- [Data records for software interfaces]:

________________

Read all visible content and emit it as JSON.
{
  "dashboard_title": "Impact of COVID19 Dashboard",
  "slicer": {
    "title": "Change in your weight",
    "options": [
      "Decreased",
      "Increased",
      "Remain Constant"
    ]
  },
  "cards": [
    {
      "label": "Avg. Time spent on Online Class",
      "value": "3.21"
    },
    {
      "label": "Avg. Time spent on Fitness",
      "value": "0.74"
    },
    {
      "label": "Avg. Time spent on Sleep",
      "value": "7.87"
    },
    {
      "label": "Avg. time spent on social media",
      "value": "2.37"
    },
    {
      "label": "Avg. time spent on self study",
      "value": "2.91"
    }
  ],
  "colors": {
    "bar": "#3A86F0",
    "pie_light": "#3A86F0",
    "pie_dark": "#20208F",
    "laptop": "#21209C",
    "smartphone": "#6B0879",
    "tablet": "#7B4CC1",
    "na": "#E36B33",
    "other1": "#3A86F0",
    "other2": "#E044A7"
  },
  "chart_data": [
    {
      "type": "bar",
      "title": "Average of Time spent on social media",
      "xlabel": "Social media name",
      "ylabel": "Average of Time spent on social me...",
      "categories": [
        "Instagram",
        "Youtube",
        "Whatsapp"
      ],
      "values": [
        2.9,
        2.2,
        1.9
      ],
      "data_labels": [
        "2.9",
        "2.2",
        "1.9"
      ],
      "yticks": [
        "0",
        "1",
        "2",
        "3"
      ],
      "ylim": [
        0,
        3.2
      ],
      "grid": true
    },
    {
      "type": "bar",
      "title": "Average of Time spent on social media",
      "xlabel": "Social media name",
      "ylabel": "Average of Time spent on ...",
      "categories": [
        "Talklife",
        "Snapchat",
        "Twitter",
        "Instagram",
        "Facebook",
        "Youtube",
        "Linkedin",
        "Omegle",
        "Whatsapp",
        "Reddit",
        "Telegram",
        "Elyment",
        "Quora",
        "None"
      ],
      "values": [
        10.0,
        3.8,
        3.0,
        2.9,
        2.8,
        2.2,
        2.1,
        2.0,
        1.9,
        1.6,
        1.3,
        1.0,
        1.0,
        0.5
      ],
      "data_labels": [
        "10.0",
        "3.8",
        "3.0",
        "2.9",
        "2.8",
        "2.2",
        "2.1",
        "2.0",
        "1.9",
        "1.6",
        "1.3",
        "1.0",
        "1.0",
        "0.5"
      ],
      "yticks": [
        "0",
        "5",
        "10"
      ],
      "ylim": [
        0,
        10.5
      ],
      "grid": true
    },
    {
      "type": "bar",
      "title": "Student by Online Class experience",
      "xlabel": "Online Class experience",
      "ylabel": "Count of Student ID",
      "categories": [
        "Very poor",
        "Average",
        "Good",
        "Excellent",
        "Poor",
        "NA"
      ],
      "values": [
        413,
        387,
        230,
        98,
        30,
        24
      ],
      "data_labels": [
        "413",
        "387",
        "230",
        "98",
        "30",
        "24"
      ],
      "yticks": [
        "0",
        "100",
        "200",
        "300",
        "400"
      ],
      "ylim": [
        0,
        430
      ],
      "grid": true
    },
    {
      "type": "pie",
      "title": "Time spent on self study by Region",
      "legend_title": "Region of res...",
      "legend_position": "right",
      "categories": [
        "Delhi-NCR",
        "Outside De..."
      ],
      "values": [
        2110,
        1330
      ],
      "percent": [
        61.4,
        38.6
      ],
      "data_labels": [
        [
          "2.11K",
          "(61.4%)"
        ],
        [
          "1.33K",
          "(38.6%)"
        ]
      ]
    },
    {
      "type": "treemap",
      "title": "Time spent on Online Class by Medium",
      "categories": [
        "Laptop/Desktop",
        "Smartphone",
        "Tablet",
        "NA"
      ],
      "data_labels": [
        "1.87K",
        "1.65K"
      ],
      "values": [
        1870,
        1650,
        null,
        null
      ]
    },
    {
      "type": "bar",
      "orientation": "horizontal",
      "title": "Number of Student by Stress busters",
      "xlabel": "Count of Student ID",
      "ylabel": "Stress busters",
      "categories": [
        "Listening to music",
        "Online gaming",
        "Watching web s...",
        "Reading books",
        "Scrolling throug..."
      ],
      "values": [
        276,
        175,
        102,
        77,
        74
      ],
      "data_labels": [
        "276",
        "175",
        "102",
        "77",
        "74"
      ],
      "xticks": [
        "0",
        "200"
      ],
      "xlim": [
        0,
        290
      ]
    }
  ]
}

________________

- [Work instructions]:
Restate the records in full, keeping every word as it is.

- [Written response]:
Read all visible content and emit it as JSON.
{
  "dashboard_title": "Impact of COVID19 Dashboard",
  "slicer": {
    "title": "Change in your weight",
    "options": [
      "Decreased",
      "Increased",
      "Remain Constant"
    ]
  },
  "cards": [
    {
      "label": "Avg. Time spent on Online Class",
      "value": "3.21"
    },
    {
      "label": "Avg. Time spent on Fitness",
      "value": "0.74"
    },
    {
      "label": "Avg. Time spent on Sleep",
      "value": "7.87"
    },
    {
      "label": "Avg. time spent on social media",
      "value": "2.37"
    },
    {
      "label": "Avg. time spent on self study",
      "value": "2.91"
    }
  ],
  "colors": {
    "bar": "#3A86F0",
    "pie_light": "#3A86F0",
    "pie_dark": "#20208F",
    "laptop": "#21209C",
    "smartphone": "#6B0879",
    "tablet": "#7B4CC1",
    "na": "#E36B33",
    "other1": "#3A86F0",
    "other2": "#E044A7"
  },
  "chart_data": [
    {
      "type": "bar",
      "title": "Average of Time spent on social media",
      "xlabel": "Social media name",
      "ylabel": "Average of Time spent on social me...",
      "categories": [
        "Instagram",
        "Youtube",
        "Whatsapp"
      ],
      "values": [
        2.9,
        2.2,
        1.9
      ],
      "data_labels": [
        "2.9",
        "2.2",
        "1.9"
      ],
      "yticks": [
        "0",
        "1",
        "2",
        "3"
      ],
      "ylim": [
        0,
        3.2
      ],
      "grid": true
    },
    {
      "type": "bar",
      "title": "Average of Time spent on social media",
      "xlabel": "Social media name",
      "ylabel": "Average of Time spent on ...",
      "categories": [
        "Talklife",
        "Snapchat",
        "Twitter",
        "Instagram",
        "Facebook",
        "Youtube",
        "Linkedin",
        "Omegle",
        "Whatsapp",
        "Reddit",
        "Telegram",
        "Elyment",
        "Quora",
        "None"
      ],
      "values": [
        10.0,
        3.8,
        3.0,
        2.9,
        2.8,
        2.2,
        2.1,
        2.0,
        1.9,
        1.6,
        1.3,
        1.0,
        1.0,
        0.5
      ],
      "data_labels": [
        "10.0",
        "3.8",
        "3.0",
        "2.9",
        "2.8",
        "2.2",
        "2.1",
        "2.0",
        "1.9",
        "1.6",
        "1.3",
        "1.0",
        "1.0",
        "0.5"
      ],
      "yticks": [
        "0",
        "5",
        "10"
      ],
      "ylim": [
        0,
        10.5
      ],
      "grid": true
    },
    {
      "type": "bar",
      "title": "Student by Online Class experience",
      "xlabel": "Online Class experience",
      "ylabel": "Count of Student ID",
      "categories": [
        "Very poor",
        "Average",
        "Good",
        "Excellent",
        "Poor",
        "NA"
      ],
      "values": [
        413,
        387,
        230,
        98,
        30,
        24
      ],
      "data_labels": [
        "413",
        "387",
        "230",
        "98",
        "30",
        "24"
      ],
      "yticks": [
        "0",
        "100",
        "200",
        "300",
        "400"
      ],
      "ylim": [
        0,
        430
      ],
      "grid": true
    },
    {
      "type": "pie",
      "title": "Time spent on self study by Region",
      "legend_title": "Region of res...",
      "legend_position": "right",
      "categories": [
        "Delhi-NCR",
        "Outside De..."
      ],
      "values": [
        2110,
        1330
      ],
      "percent": [
        61.4,
        38.6
      ],
      "data_labels": [
        [
          "2.11K",
          "(61.4%)"
        ],
        [
          "1.33K",
          "(38.6%)"
        ]
      ]
    },
    {
      "type": "treemap",
      "title": "Time spent on Online Class by Medium",
      "categories": [
        "Laptop/Desktop",
        "Smartphone",
        "Tablet",
        "NA"
      ],
      "data_labels": [
        "1.87K",
        "1.65K"
      ],
      "values": [
        1870,
        1650,
        null,
        null
      ]
    },
    {
      "type": "bar",
      "orientation": "horizontal",
      "title": "Number of Student by Stress busters",
      "xlabel": "Count of Student ID",
      "ylabel": "Stress busters",
      "categories": [
        "Listening to music",
        "Online gaming",
        "Watching web s...",
        "Reading books",
        "Scrolling throug..."
      ],
      "values": [
        276,
        175,
        102,
        77,
        74
      ],
      "data_labels": [
        "276",
        "175",
        "102",
        "77",
        "74"
      ],
      "xticks": [
        "0",
        "200"
      ],
      "xlim": [
        0,
        290
      ]
    }
  ]
}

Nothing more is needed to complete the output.